Penaherrera made an unfortunate choice with her Salome--to portray her as a spoiled brat. Demanding her way she did not so much cajole or manipulate or even play as pout and have a temper tantrum. She reminded me of Veruca Salt, a little bit. Instead of a teenager with the world-weariness of an ancient, what we got was a deranged child. She longs for John the Baptist, to touch him, to feel him, to kiss him. When he refuses, she's left unsatisfied enough a terrible idea comes forth. Her stepfather--clearly savoring an incestuous lust that quickens his aging flesh--forever asks her to sit by him, share some fruit with him, drink from the same glass of wine as himself. Dance for him. He finally offers anything she desires up to half of his kingdom if she will but dance for him.
Anything? Anything at all? Yes, he vows. They are both empty and seek to fill themselves even a little.
So she dances. Let it be said this dance was very scenic in many ways. More modern than middle eastern, but then the play was set in a modern era (or some version of one) so no complaints there. Panaherrera is indeed a lovely young lady, and she can indeed dance (having worked with plenty of actors who cannot I realize this is no small thing). One can fully understand Herod's desires. The audience applauded for her dance, quite rightfully so.
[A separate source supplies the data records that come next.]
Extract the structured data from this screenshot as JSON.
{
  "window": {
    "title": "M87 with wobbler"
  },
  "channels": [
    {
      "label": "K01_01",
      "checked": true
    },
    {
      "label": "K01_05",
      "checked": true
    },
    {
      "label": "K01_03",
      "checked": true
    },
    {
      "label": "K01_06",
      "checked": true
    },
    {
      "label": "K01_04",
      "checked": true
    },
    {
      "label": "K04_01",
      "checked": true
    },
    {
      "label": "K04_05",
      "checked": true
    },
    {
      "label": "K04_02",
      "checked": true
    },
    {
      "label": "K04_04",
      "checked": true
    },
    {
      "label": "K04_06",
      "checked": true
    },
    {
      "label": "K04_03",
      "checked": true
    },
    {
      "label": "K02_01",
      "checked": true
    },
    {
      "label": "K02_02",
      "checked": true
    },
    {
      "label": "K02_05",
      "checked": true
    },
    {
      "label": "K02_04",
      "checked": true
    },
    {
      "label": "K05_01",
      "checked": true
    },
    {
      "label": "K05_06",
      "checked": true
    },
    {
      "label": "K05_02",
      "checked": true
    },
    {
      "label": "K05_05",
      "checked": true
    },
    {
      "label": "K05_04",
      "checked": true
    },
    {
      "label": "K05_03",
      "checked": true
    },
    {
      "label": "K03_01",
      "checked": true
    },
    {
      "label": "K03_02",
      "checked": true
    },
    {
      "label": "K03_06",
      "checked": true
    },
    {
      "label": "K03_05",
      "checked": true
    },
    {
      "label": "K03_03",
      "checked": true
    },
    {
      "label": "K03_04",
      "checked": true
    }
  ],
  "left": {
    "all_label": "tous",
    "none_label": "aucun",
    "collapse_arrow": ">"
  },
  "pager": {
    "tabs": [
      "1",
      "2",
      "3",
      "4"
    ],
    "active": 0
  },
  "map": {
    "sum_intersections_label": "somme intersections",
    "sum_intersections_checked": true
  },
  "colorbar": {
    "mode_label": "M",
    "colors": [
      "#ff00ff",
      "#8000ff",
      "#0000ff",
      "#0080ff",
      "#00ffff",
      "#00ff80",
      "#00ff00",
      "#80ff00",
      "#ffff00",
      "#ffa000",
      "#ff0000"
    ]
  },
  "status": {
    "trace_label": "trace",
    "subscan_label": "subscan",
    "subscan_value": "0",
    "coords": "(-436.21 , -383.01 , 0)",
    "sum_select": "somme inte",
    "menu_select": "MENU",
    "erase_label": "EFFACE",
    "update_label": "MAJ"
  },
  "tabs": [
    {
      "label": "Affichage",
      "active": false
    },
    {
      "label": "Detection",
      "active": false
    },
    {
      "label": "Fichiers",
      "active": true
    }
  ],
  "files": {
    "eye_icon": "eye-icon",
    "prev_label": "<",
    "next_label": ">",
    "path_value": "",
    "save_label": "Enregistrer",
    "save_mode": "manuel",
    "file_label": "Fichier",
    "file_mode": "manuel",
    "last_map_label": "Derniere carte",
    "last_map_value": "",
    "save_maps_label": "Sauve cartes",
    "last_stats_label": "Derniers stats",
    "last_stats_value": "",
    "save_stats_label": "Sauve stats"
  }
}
Next, she springs the trap. Her price? The head of John the Baptist on a silver platter. Herod, horrified at the thought of either breaking his word or slaying a prophet (the man is intensely superstitious remember), begs and cajoles and tries to negotiate his way out of it. She remains implacable. Her mother (the third major player--quite competently performed by Sasha Ilford--this is a compliment since many actors rarely rise to the level of competence) crows with triumph and pride, under the mistaken impression this is a gift to her from Salome. Ah, no. It is an attempt to feed, to quench an undying thirst for love, for life, for meaning. Salome no less than Herod is a vampire of sorts. Is it any wonder her love story ends with the death of her beloved? That the end of the play is a soliloquy to a severed head--a living dead girl exulting that she may finally kiss Jokanaan's beautiful mouth, then realizing the man she loved is now destroyed. What good his mouth for kissing without a tongue that speaks and kisses back? How can any face remain lovely to behold when the eyes are empty, dull, nothing but flesh with no fire within them. He cannot see her. And Salome...weeps.
Who does not see in her a vampire? Someone neither dead nor alive, eternally hungry and forever unsatisfied, a temptress who kills the man she loves then kisses his bloody dead lips? This production has its faults and honestly, they are many, but the core was there. Appropriately, the co-producers of this show is the Fabulous Monsters Performance Group. If anyone is interested, you can learn more about the show at zombiejoes.com or urbandeath.com.